- [ACTIVITY]: Where does the word "icon" show up in the data? Please find each such line and copy it.

- [TASK INPUTS]:
....
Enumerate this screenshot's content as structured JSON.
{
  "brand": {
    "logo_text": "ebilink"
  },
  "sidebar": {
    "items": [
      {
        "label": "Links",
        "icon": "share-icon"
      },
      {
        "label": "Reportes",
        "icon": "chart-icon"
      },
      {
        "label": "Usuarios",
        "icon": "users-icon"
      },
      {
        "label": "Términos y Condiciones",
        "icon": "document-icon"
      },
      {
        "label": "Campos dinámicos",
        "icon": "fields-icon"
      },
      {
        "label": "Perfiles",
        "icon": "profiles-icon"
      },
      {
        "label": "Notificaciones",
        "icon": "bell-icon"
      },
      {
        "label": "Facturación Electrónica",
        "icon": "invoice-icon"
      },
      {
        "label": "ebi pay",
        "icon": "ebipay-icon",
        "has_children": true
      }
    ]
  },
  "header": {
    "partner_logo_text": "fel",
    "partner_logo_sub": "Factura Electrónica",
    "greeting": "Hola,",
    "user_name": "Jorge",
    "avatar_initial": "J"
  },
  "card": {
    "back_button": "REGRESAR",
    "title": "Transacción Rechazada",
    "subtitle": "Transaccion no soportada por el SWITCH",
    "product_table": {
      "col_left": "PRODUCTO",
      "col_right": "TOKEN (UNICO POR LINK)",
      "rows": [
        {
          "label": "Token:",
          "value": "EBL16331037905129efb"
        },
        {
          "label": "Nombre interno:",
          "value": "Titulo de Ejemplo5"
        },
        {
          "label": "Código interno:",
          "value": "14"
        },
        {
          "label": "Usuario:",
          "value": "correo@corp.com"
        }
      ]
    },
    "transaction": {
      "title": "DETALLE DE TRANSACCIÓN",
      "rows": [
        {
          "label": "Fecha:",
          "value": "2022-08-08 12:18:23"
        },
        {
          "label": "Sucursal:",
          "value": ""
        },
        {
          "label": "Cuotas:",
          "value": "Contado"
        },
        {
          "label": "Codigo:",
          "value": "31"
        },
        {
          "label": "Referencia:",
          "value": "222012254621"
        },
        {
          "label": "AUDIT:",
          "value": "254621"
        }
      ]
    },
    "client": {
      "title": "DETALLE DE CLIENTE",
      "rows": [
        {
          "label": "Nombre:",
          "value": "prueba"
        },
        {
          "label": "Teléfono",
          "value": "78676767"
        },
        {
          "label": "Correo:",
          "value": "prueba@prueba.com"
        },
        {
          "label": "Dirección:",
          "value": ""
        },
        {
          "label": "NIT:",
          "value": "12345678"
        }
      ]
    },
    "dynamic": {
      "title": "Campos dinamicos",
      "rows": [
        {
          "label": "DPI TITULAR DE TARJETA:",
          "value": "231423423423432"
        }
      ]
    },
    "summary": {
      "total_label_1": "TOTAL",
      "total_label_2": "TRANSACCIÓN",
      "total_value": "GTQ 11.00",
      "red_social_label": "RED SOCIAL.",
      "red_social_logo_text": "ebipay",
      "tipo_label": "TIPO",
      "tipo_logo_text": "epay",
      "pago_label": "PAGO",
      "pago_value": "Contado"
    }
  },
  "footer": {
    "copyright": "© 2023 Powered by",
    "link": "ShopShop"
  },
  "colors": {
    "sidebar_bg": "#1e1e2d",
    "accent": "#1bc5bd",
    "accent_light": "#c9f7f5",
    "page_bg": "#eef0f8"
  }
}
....
- [WRITTEN ANSWER]:
        "icon": "share-icon"
        "icon": "chart-icon"
        "icon": "users-icon"
        "icon": "document-icon"
        "icon": "fields-icon"
        "icon": "profiles-icon"
        "icon": "bell-icon"
        "icon": "invoice-icon"
        "icon": "ebipay-icon",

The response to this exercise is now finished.